Toni Truesdale works with people suffering from dementia. In "Behind The Locked Door," her book of essays and poems about Alzheimer's, she writes about "sundowning," the symptoms of restlessness and confusion when, at around sunset each day, patients begin searching for home and bygone family.
"My sweet, eighty-two-year–old friend repeats a sentence for the third time: “Well, I guess it’s time to go home; Mother will be waiting” I look at the clock. It's 4:30 p.m. and the shadows outside are lengthening; the sun is going down. Her mother has been gone for over twenty-five years.
“Why don’t we listen to music first?” I gently change the subject. “How about Moon River?” She allows me to guide her to the couch and prop her feet up as the music curls around her like a warm blanket. She smiles and dozes off, lost in the memory of the song.
It’s not an actual structure or a certain house our Alzheimer's friends are searching for, but what used to be. Maybe everything would be all right, if only they could just get home.
I contemplate what home means to me personally as I pull in to my driveway and see warm welcoming porch lights shimmering softly on the white snow.
Home is the confidence of knowing someone has my back and scratches it to my delight. It's knowledge: no matter where I go, my return is always welcomed.
It’s being familiar: things belong to me, I have ownership. I decide.
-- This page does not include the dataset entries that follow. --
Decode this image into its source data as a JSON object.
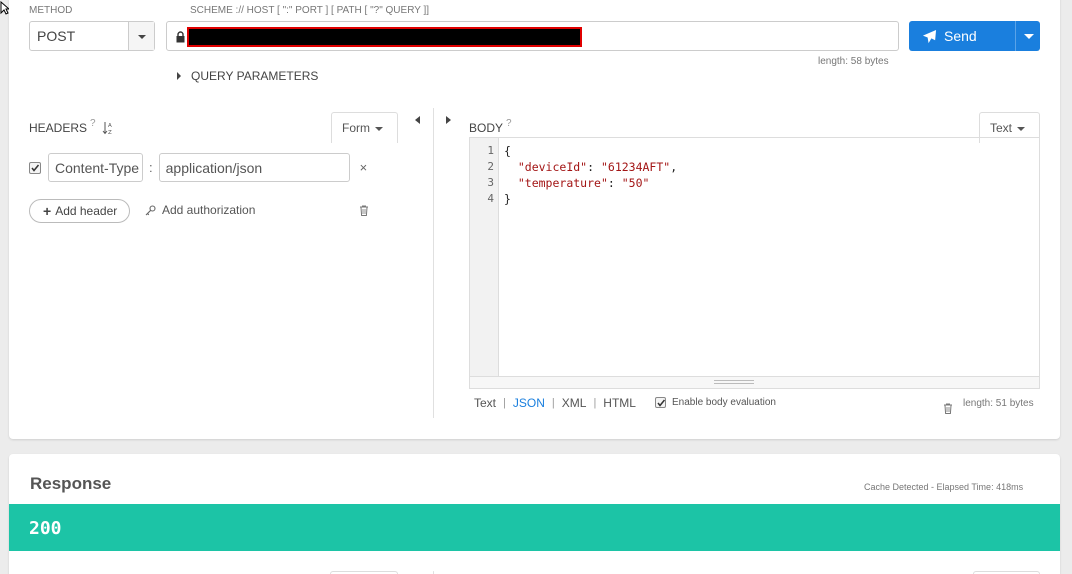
{
  "request": {
    "method_label": "METHOD",
    "method": "POST",
    "url_label": "SCHEME :// HOST [ \":\" PORT ] [ PATH [ \"?\" QUERY ]]",
    "url_length": "length: 58 bytes",
    "send_label": "Send",
    "query_params_label": "QUERY PARAMETERS"
  },
  "headers": {
    "title": "HEADERS",
    "help": "?",
    "mode_label": "Form",
    "rows": [
      {
        "enabled": true,
        "key": "Content-Type",
        "colon": ":",
        "value": "application/json",
        "remove": "×"
      }
    ],
    "add_header_label": "Add header",
    "add_auth_label": "Add authorization"
  },
  "body": {
    "title": "BODY",
    "help": "?",
    "mode_label": "Text",
    "line_numbers": [
      "1",
      "2",
      "3",
      "4"
    ],
    "code_lines": [
      {
        "pre": "{",
        "key": "",
        "mid": "",
        "val": "",
        "post": ""
      },
      {
        "pre": "  ",
        "key": "\"deviceId\"",
        "mid": ": ",
        "val": "\"61234AFT\"",
        "post": ","
      },
      {
        "pre": "  ",
        "key": "\"temperature\"",
        "mid": ": ",
        "val": "\"50\"",
        "post": ""
      },
      {
        "pre": "}",
        "key": "",
        "mid": "",
        "val": "",
        "post": ""
      }
    ],
    "format_tabs": [
      "Text",
      "JSON",
      "XML",
      "HTML"
    ],
    "active_tab": "JSON",
    "separator": "|",
    "enable_eval_label": "Enable body evaluation",
    "length": "length: 51 bytes"
  },
  "response": {
    "title": "Response",
    "elapsed": "Cache Detected - Elapsed Time: 418ms",
    "status_code": "200",
    "status_color": "#1cc4a6"
  },
  "colors": {
    "accent": "#1a7fde",
    "redaction": "#000000",
    "redaction_border": "#e00000"
  }
}
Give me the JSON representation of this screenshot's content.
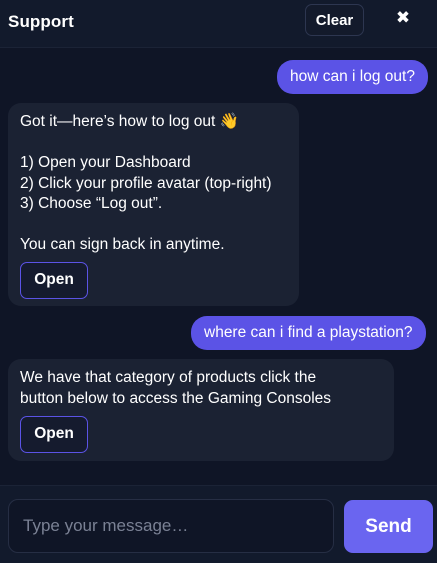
{
  "header": {
    "title": "Support",
    "clear_label": "Clear",
    "close_glyph": "✖"
  },
  "messages": [
    {
      "role": "user",
      "text": "how can i log out?"
    },
    {
      "role": "bot",
      "lines": [
        "Got it—here’s how to log out 👋",
        "",
        "1) Open your Dashboard",
        "2) Click your profile avatar (top-right)",
        "3) Choose “Log out”.",
        "",
        "You can sign back in anytime."
      ],
      "button_label": "Open"
    },
    {
      "role": "user",
      "text": "where can i find a playstation?"
    },
    {
      "role": "bot",
      "lines": [
        "We have that category of products click the",
        "button below to access the Gaming Consoles"
      ],
      "button_label": "Open"
    }
  ],
  "composer": {
    "placeholder": "Type your message…",
    "value": "",
    "send_label": "Send"
  },
  "colors": {
    "background": "#0f1526",
    "header": "#121a2c",
    "bot_bubble": "#1b2233",
    "user_bubble": "#5b53e6",
    "send_button": "#6a65f0"
  },
  "icons": {
    "close": "close-icon",
    "wave": "waving-hand-emoji"
  }
}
It’s a snack in the fridge at 2 p.m. - or 2 a.m. It’s a late-night movie or an early morning cup of coffee and the newspaper. Home is having my slippers by the door and my own pillow and blanket on the couch. It is messages on the phone and mail on the kitchen table. Home is feeling I am loved and returning the love.
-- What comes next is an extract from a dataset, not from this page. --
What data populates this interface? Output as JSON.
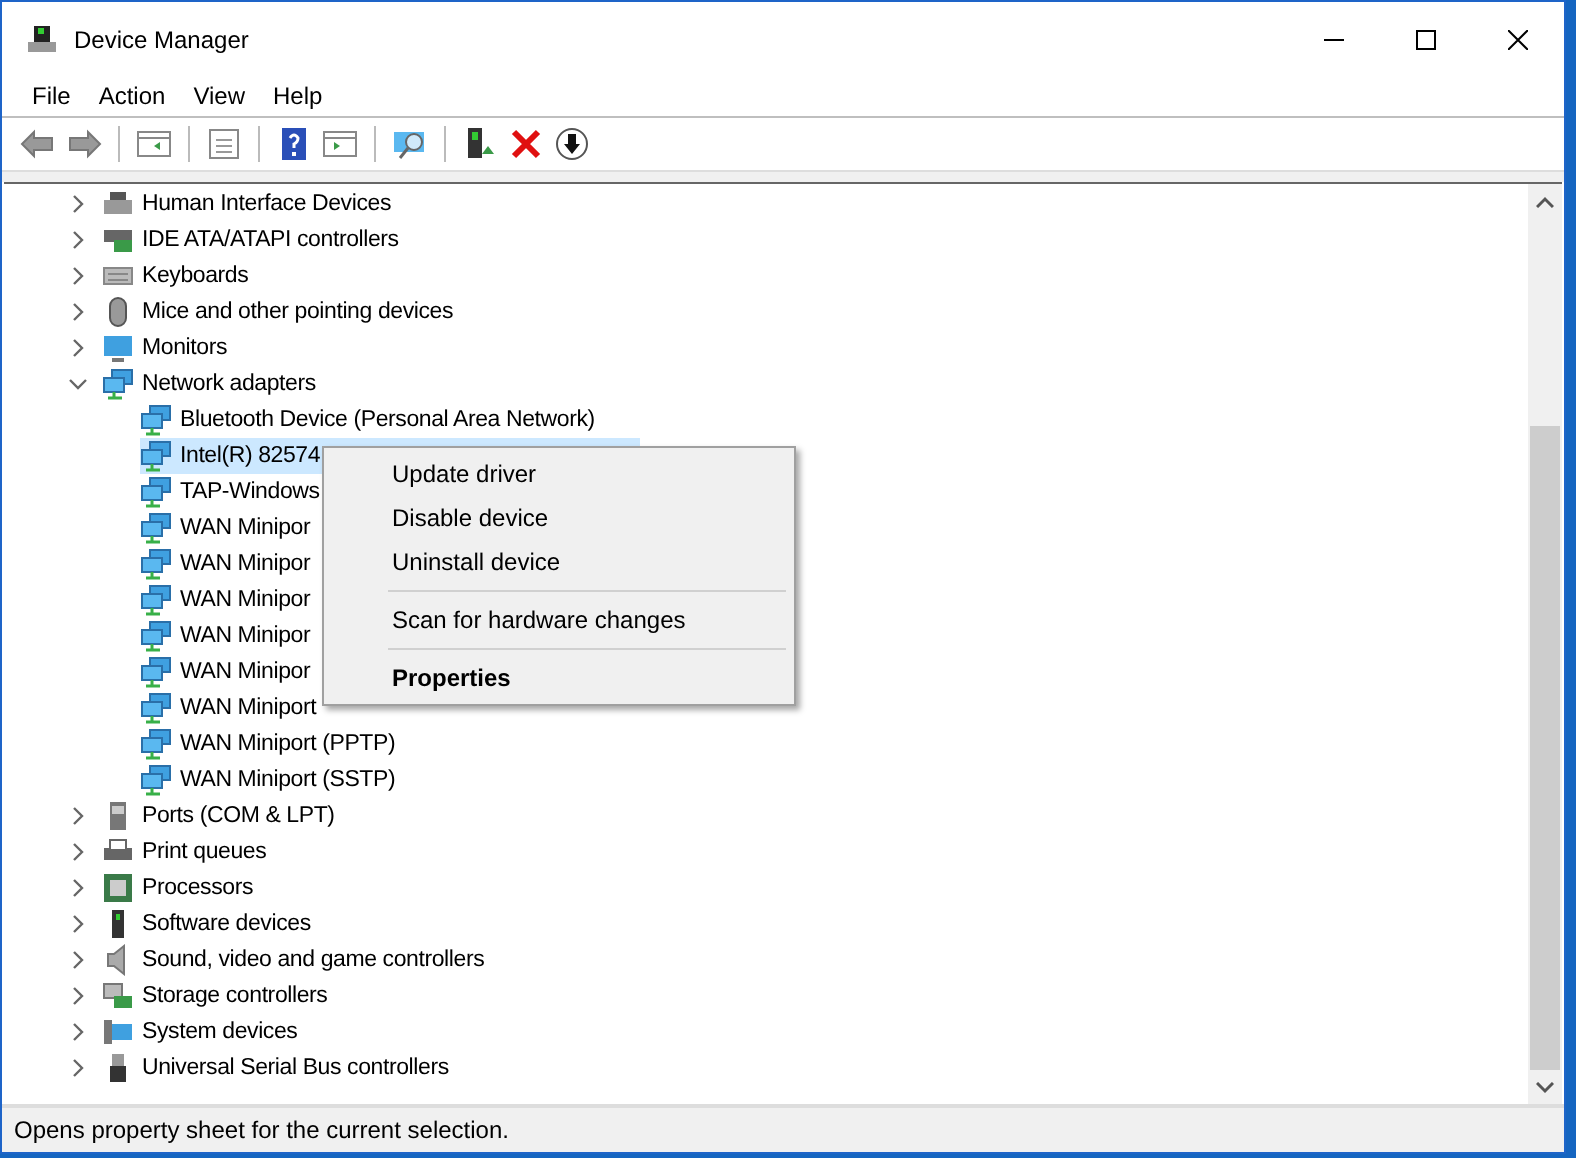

Alzheimer’s is a thief. It steals “home” and dooms the afflicted to hopelessly roaming, searching, calling, aching for home."
Truesdale pairs her reflection with an excerpt from a poem by the Pulitzer Prize writer Vijah Seshadri, from his book, 3 Sections. In his poem, Seshadri recognizes the searching for peace in the once-familiar.
"Bright Copper Kettles"
Dead friends coming back to life, dead family,
speaking languages living and dead, their minds retentive,
their five senses intact, their footprints like a butterfly’s,
mercy shining from their comprehensive faces—
this is one of my favorite things.
I like it so much I sleep all the time.
Moon by day and sun by night find me dispersed
deep in the dreams where they appear.
In fields of goldenrod, in the city of five pyramids,
before the empress with the melting face, under
the towering plane tree, they just show up.
“It’s all right,” they seem to say. “It always was.”
The eyes under the eyelids dart faster and faster.
Through the intercom of the house where for so long there was no music,
the right Reverend Al Green is singing,
I could never see tomorrow.
I was never told about the sorrow...
(Broadcast: "Reflections West," 5/25/16 and 11/30/16. Listen weekly on the radio, Wednesdays at 4:54 p.m.)